Sponsored By: It came in a Humble Bundle with Dangerous Golf. Enough said?
Time dr1fting:: Exactly an hour
Zero Quality Control Review
You play as an astronaut, wearing a space suit so fragile that she can’t bump into a wall without cracking her visor, as she investigates what possibly could have caused a space station manufactured by the same people to explode.
Oh, the mystery!
Vancouver, We Have a Problem Review
An interesting question for developers of walking simulators is how to convey dramatic tension through what gameplay is possible in a game that is, at its core, an audio-log scavenger hunt. Gone Home used gratuitous jump scares and misdirection. Everyone’s Gone to the Rapture used a run button that acted as more of a suggestion than a control. BioShock added machine guns and magic powers.
ADR1FT has you navigate a destroyed orbital space station with a slightly clunkier version of the controls from Descent, and a space-suit manufactured by the lowest bidder. Your suit is leaking air at a constant rate, and the only way to propel yourself from point A to point B is by spraying oxygen in the opposite direction, like Wall-E with a fire extinguisher.
The object of the game is to find out what happened and, presumably figure out how to get home. Prospects don’t look good for either outcome, because the protagonist persistently refuses to acknowledge distress calls over her communication system, opting instead to float around the station reading other people’s emails and listening to their audio journals.
I’m sure this will somehow lead to some sort of resolution for the main character, hopefully one that doesn’t end with her gasping for breath as her suit depressurizes, but after an hour of flying around in a hard vacuum, following a trail of perri-air cans from one checkpoint to the next, I’m not feeling the main character’s motivation to actually do anything productive, like repairing the radio or finding something that can be used as an escape pod.
The game mechanics try to keep the tension high as you try to navigate the ruined station, but the story beats that the game is giving me don’t line up. It’s very sad that one of the engineers stationed on the space station wants to go home to be with his family, but I find it hard to believe that any human being in this situation could possibly care. Compassion is a beautiful thing, but if the choice is between learning about the backstory of a (probably) dead engineer and not having my eyeballs sucked out by the pitiless vacuum of space, I know which way my moral compass would point.
Nothing else about the game gives me much cause to complain. The graphics are excellent, and the art design is suitable. The debris floating around in open space looks like it belongs there, with layers of insulation and metal and so forth. I may not know what actually goes into the construction of an orbital space station, but everything has a ring of authenticity to it that suggests that someone did a modicum of research on the subject. If they did, good for them for being diligent. If not, good for them for being lucky.

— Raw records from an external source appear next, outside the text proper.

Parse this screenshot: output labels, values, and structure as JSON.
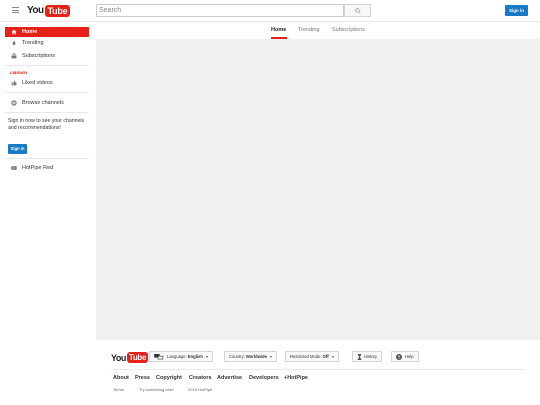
{
  "header": {
    "logo_you": "You",
    "logo_tube": "Tube",
    "search_placeholder": "Search",
    "signin_label": "Sign in"
  },
  "sidebar": {
    "items": [
      {
        "label": "Home",
        "icon": "home-icon"
      },
      {
        "label": "Trending",
        "icon": "flame-icon"
      },
      {
        "label": "Subscriptions",
        "icon": "subscriptions-icon"
      }
    ],
    "library_label": "LIBRARY",
    "liked_label": "Liked videos",
    "browse_label": "Browse channels",
    "signin_message": "Sign in now to see your channels and recommendations!",
    "signin_button": "Sign in",
    "channel_label": "HotPipe Red"
  },
  "main": {
    "tabs": [
      {
        "label": "Home"
      },
      {
        "label": "Trending"
      },
      {
        "label": "Subscriptions"
      }
    ]
  },
  "footer": {
    "logo_you": "You",
    "logo_tube": "Tube",
    "language_prefix": "Language:",
    "language_value": "English",
    "country_prefix": "Country:",
    "country_value": "Worldwide",
    "restricted_prefix": "Restricted Mode:",
    "restricted_value": "Off",
    "history_label": "History",
    "help_label": "Help",
    "links": [
      "About",
      "Press",
      "Copyright",
      "Creators",
      "Advertise",
      "Developers",
      "+HotPipe"
    ],
    "terms": "Terms",
    "try_new": "Try something new!",
    "copyright": "2015 HotPipe"
  },
  "colors": {
    "brand_red": "#e62117",
    "signin_blue": "#167ac6",
    "content_bg": "#f1f1f1"
  }
}
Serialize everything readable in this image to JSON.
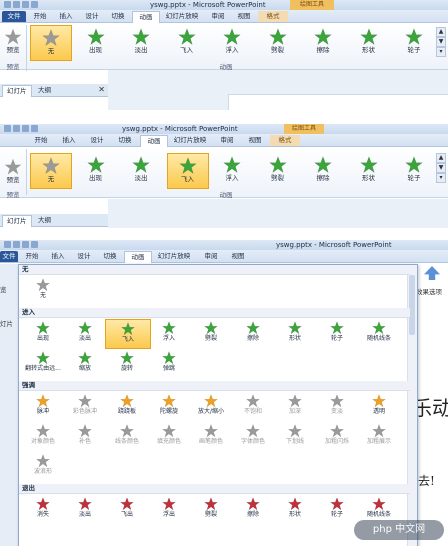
{
  "app": {
    "title": "yswg.pptx - Microsoft PowerPoint",
    "context_group": "绘图工具",
    "colors": {
      "accent": "#2b579a",
      "selected": "#fbc94c",
      "star_green": "#3aa53a",
      "star_gray": "#9a9a9a",
      "star_gold": "#f0a020",
      "star_red": "#c0303a"
    }
  },
  "panel1": {
    "tabs": [
      "文件",
      "开始",
      "插入",
      "设计",
      "切换",
      "动画",
      "幻灯片放映",
      "审阅",
      "视图",
      "格式"
    ],
    "active_tab": "动画",
    "preview_label": "预览",
    "preview_group_label": "预览",
    "animation_group_label": "动画",
    "gallery": [
      {
        "label": "无",
        "icon": "star-gray-icon",
        "selected": true
      },
      {
        "label": "出现",
        "icon": "star-green-icon"
      },
      {
        "label": "淡出",
        "icon": "star-green-icon"
      },
      {
        "label": "飞入",
        "icon": "star-green-icon"
      },
      {
        "label": "浮入",
        "icon": "star-green-icon"
      },
      {
        "label": "劈裂",
        "icon": "star-green-icon"
      },
      {
        "label": "擦除",
        "icon": "star-green-icon"
      },
      {
        "label": "形状",
        "icon": "star-green-icon"
      },
      {
        "label": "轮子",
        "icon": "star-green-icon"
      }
    ],
    "side_tabs": [
      "幻灯片",
      "大纲"
    ]
  },
  "panel2": {
    "title": "yswg.pptx - Microsoft PowerPoint",
    "context_group": "绘图工具",
    "tabs": [
      "开始",
      "插入",
      "设计",
      "切换",
      "动画",
      "幻灯片放映",
      "审阅",
      "视图",
      "格式"
    ],
    "active_tab": "动画",
    "preview_label": "预览",
    "preview_group_label": "预览",
    "animation_group_label": "动画",
    "gallery": [
      {
        "label": "无",
        "icon": "star-gray-icon",
        "selected": true
      },
      {
        "label": "出现",
        "icon": "star-green-icon"
      },
      {
        "label": "淡出",
        "icon": "star-green-icon"
      },
      {
        "label": "飞入",
        "icon": "star-green-icon",
        "selected": true
      },
      {
        "label": "浮入",
        "icon": "star-green-icon"
      },
      {
        "label": "劈裂",
        "icon": "star-green-icon"
      },
      {
        "label": "擦除",
        "icon": "star-green-icon"
      },
      {
        "label": "形状",
        "icon": "star-green-icon"
      },
      {
        "label": "轮子",
        "icon": "star-green-icon"
      }
    ],
    "side_tabs": [
      "幻灯片",
      "大纲"
    ]
  },
  "panel3": {
    "title": "yswg.pptx - Microsoft PowerPoint",
    "tabs": [
      "文件",
      "开始",
      "插入",
      "设计",
      "切换",
      "动画",
      "幻灯片放映",
      "审阅",
      "视图"
    ],
    "active_tab": "动画",
    "left_labels": [
      "览",
      "灯片"
    ],
    "right_label": "效果选项",
    "big_chars": [
      "乐动",
      "去!"
    ],
    "sections": [
      {
        "name": "无",
        "items": [
          {
            "label": "无",
            "color": "gray"
          }
        ]
      },
      {
        "name": "进入",
        "items": [
          {
            "label": "出现",
            "color": "green"
          },
          {
            "label": "淡出",
            "color": "green"
          },
          {
            "label": "飞入",
            "color": "green",
            "selected": true
          },
          {
            "label": "浮入",
            "color": "green"
          },
          {
            "label": "劈裂",
            "color": "green"
          },
          {
            "label": "擦除",
            "color": "green"
          },
          {
            "label": "形状",
            "color": "green"
          },
          {
            "label": "轮子",
            "color": "green"
          },
          {
            "label": "随机线条",
            "color": "green"
          },
          {
            "label": "翻转式由远...",
            "color": "green"
          },
          {
            "label": "缩放",
            "color": "green"
          },
          {
            "label": "旋转",
            "color": "green"
          },
          {
            "label": "弹跳",
            "color": "green"
          }
        ]
      },
      {
        "name": "强调",
        "items": [
          {
            "label": "脉冲",
            "color": "gold"
          },
          {
            "label": "彩色脉冲",
            "color": "gray",
            "disabled": true
          },
          {
            "label": "跷跷板",
            "color": "gold"
          },
          {
            "label": "陀螺旋",
            "color": "gold"
          },
          {
            "label": "放大/缩小",
            "color": "gold"
          },
          {
            "label": "不饱和",
            "color": "gray",
            "disabled": true
          },
          {
            "label": "加深",
            "color": "gray",
            "disabled": true
          },
          {
            "label": "变淡",
            "color": "gray",
            "disabled": true
          },
          {
            "label": "透明",
            "color": "gold"
          },
          {
            "label": "对象颜色",
            "color": "gray",
            "disabled": true
          },
          {
            "label": "补色",
            "color": "gray",
            "disabled": true
          },
          {
            "label": "线条颜色",
            "color": "gray",
            "disabled": true
          },
          {
            "label": "填充颜色",
            "color": "gray",
            "disabled": true
          },
          {
            "label": "画笔颜色",
            "color": "gray",
            "disabled": true
          },
          {
            "label": "字体颜色",
            "color": "gray",
            "disabled": true
          },
          {
            "label": "下划线",
            "color": "gray",
            "disabled": true
          },
          {
            "label": "加粗闪烁",
            "color": "gray",
            "disabled": true
          },
          {
            "label": "加粗展示",
            "color": "gray",
            "disabled": true
          },
          {
            "label": "波浪形",
            "color": "gray",
            "disabled": true
          }
        ]
      },
      {
        "name": "退出",
        "items": [
          {
            "label": "消失",
            "color": "red"
          },
          {
            "label": "淡出",
            "color": "red"
          },
          {
            "label": "飞出",
            "color": "red"
          },
          {
            "label": "浮出",
            "color": "red"
          },
          {
            "label": "劈裂",
            "color": "red"
          },
          {
            "label": "擦除",
            "color": "red"
          },
          {
            "label": "形状",
            "color": "red"
          },
          {
            "label": "轮子",
            "color": "red"
          },
          {
            "label": "随机线条",
            "color": "red"
          }
        ]
      }
    ],
    "watermark": "php 中文网"
  }
}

The sound design is similarly well done. Most of the sounds you hear come from your radio and your character’s own breathing. I’d like to give a brief round of applause the the voice actors. They give some of the most convincing audio-log performances I’ve ever heard, and I’ve heard some good audio logs in my time.
The real star of the game is the controls, though. Traversing the station, trying to snag the odd air tanks as you pass by (and failing, and then flying back around for another pass) is genuinely interesting. Most of the game is spent trying to figure out the most efficient way to use your air supply to maintain your momentum without crashing into a bulkhead and springing a new leak in your suit, and it’s holding my attention so far. We’ll see if the story beats pick up enough to carry me forward when the mechanics start to wear thin.
Will I Keep DR1FTING?
In spite of what I wrote above, I am finding the backstories of the various characters interesting. I’m not in mortal danger, after all, and therefore have the luxury of caring about them. For the time being, I’ll press on and hope that the game does something more interesting than being an exquisite zero-G traversal simulator.
Is it the Dark Souls of FL04T1NG simulators?
Most walking simulators don’t test anything but my patience, but this one gives me pitch, roll and yaw controls in a claustrophobic, momentum-driven environment and expects me to avoid bumping my head on narrow doorways. It does that while demanding that I maintain my fuel supply or risk death.
With no enemies but time and the environment, it manages to keep me challenged and perpetually on the edge of doom.
A round of applause, please, for Three One Zero, developers of ADR1FT, because they’ve done the impossible: They created the Dark Souls of walking simulators.